I think it’s fair to say that your bloggers at DBC|Reads have rarely, if ever, told you that a book is “important.” Meaning, that you must read it. We recommend, we share, but we know as well as you do that we’re not all going to agree on what makes for good fiction reading, or even non-fiction reading. That’s fair.
But today’s review goes beyond reading preferences. If you’ve uttered or heard uttered any sentence involving the recent and ongoing Occupy Wall Street events across the country and believe that you are (and let’s face it, anyone reading this site probably is) a member of the “99 percent,” then you really have no business passing up Matt Taibbi’s Griftopia, a spot-on recap of America from the 2008 crash to the present. Because if you’re going to challenge that 1%, you at least ought to know what it is you’re calling them out for.
Many people have said that the message of these Wall Street demonstrations is “muddled.” That in the cacophony of voices and demands, all we’re hearing is white noise that roughly translates to outrage. And maybe that’s true; maybe we’ve reached the ceiling of our tolerance and are finding all sorts of outlets for it. Even so, we can trace all that disparate outrage to a single source, and Griftopia‘s research can help point a very sharp and accusatory finger right at it. The culprit, as you may have guessed by the book’s title, is Greed.
Say what you will about Taibbi’s personal values, but his message in Griftopia is clear: greed is not a partisan issue. Lining one’s pockets is not an inherently Republican tendency and the desire to get ahead is not exclusively a Democratic trait. The events covered in the book—the burst of the housing bubble, the rise in gasoline prices—these are national occurrences for which greed and lust for money are at fault, and as long as people harbor those traits to particular ends (and those people are allowed to personally fund the election campaigns of the politicians of their choice), real change is simply not in the cards for this country.
Cue the Occupy movement, whose overwhelming battle cry is that this will no longer be tolerated. And when it comes to defining what “this” is, and how “this” was allowed to come to pass, cue Taibbi. In language that my highly un-financial mind can connect to and with which I can share common indignation, the fiduciary complications of the last 3 years are laid out in passages such as this one, which blames the rising price of oil on unrestricted commodities trading:
Imagine if someone continually showed up at car dealerships and asked to buy $500,000 worth of cars. This mystery person doesn’t care how many cars, mind you, he just wants a half million bucks’ worth. Eventually, someone is going to sell that guy one car for $500,000. Put enough of those people out there visiting car dealerships, your car market is going to get very weird very quickly. Soon enough, the people who are coming into the dealership looking to buy cars they actually plan on driving are going to find that they’ve been priced out of the market.
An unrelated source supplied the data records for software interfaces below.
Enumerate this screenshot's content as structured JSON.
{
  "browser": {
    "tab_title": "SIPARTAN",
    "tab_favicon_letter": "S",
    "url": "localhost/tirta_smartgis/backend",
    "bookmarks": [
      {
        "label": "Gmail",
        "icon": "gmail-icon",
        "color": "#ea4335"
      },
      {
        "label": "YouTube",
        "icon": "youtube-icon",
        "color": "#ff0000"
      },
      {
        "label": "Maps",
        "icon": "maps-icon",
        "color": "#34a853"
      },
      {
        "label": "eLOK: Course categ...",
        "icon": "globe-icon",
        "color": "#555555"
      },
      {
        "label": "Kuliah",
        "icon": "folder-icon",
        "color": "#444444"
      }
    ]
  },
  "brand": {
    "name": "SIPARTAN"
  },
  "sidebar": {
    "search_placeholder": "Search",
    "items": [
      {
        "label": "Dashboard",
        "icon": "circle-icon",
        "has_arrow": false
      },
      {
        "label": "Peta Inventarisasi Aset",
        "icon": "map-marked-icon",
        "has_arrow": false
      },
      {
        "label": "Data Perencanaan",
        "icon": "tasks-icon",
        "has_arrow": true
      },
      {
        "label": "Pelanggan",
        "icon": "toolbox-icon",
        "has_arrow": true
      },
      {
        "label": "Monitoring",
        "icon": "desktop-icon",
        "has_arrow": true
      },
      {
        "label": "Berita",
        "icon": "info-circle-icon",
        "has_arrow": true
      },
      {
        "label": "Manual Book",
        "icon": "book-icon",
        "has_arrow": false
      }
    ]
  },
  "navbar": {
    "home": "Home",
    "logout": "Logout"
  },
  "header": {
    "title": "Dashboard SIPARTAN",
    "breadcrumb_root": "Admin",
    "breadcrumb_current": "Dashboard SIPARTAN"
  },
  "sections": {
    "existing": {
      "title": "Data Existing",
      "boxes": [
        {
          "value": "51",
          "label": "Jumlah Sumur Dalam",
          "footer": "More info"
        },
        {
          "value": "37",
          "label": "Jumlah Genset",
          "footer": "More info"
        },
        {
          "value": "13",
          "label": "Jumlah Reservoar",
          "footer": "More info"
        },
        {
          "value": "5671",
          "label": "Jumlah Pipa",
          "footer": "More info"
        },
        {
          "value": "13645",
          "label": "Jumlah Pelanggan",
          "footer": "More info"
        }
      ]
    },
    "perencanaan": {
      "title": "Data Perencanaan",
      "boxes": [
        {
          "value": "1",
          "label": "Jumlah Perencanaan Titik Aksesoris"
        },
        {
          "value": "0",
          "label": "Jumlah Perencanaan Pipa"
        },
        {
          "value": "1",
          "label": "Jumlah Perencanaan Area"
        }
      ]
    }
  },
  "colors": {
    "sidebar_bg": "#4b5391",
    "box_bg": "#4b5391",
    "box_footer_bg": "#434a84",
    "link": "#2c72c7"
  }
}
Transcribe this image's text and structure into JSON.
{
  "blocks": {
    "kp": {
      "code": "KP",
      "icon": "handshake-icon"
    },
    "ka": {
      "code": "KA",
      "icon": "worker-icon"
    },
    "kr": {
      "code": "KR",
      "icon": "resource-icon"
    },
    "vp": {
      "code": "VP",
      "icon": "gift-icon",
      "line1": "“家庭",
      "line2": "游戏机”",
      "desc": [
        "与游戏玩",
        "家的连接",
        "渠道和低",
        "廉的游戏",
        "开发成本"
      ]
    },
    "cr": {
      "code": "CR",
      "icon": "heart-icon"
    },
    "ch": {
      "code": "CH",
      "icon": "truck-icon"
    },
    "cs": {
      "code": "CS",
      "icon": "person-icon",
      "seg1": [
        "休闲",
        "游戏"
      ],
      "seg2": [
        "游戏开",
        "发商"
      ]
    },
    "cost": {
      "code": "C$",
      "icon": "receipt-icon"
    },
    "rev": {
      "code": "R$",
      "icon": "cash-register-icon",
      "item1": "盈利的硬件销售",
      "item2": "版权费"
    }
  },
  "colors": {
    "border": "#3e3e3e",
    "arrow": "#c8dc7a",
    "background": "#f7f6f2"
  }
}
Even though the themes of greed and monetary lust are universal, party-less ones, Taibbi obviously betrays his own political views simultaneous to mapping out What Went Wrong. (My favorite example of this tendency is his title for a chapter on Alan Greenspan: “The Biggest Asshole in the Universe,” in which he spends a lot of time derailing Greenspan’s affinity for Ayn Rand just because he can. I ate it up.) But whether or not Taibbi is impartial becomes pretty much irrelevant once you dig deep enough into each point on the timeline of America’s financial disaster, because as it turns out, no one who actually had the answers was willing to give them up.
It became clear that none of us in the pool had a fucking clue what was causing the gas spike…[on the 2008 campaign trail] McCain blamed the problems, both directly and indirectly, on a combination of government, environmentalism, and foreigners…[Obama] blamed the problem on greedy oil companies and also blamed ordinary Americans for their wastefulness, for driving SUVs and other gas-guzzlers. …Both candidates were selling the public a storyline that had nothing to do with the truth.
And why would anyone who knew the truth at that point come forward, then or now, if they’re still profiting from the discombobulation of a muddled pack of lies on both sides of the party line? There’s that word again: “muddled.” And when you insist something’s muddled, you can, by chain-reaction, cause the most lucrative diversion this country has ever known. The best illusionists and biggest fat-cats know the value in misdirection.
So if you’re part of that 99 percent we’ve all been hearing so much about lately, it would behoove you to flip through Taibbi’s book, and further expose yourself to what he calls “The long con that is breaking America.” If you can stomach the raggedy and forcibly blue-collar jargon—my personal pet peeve when reading this writer’s work—it’ll be well worth your time. Taibbi’s got one thing going for him, no matter which way you vote: this message is more focused than a laser beam. He’s mad as hell, and he’s not gonna take it anymore. And he suggests that none of us should, either.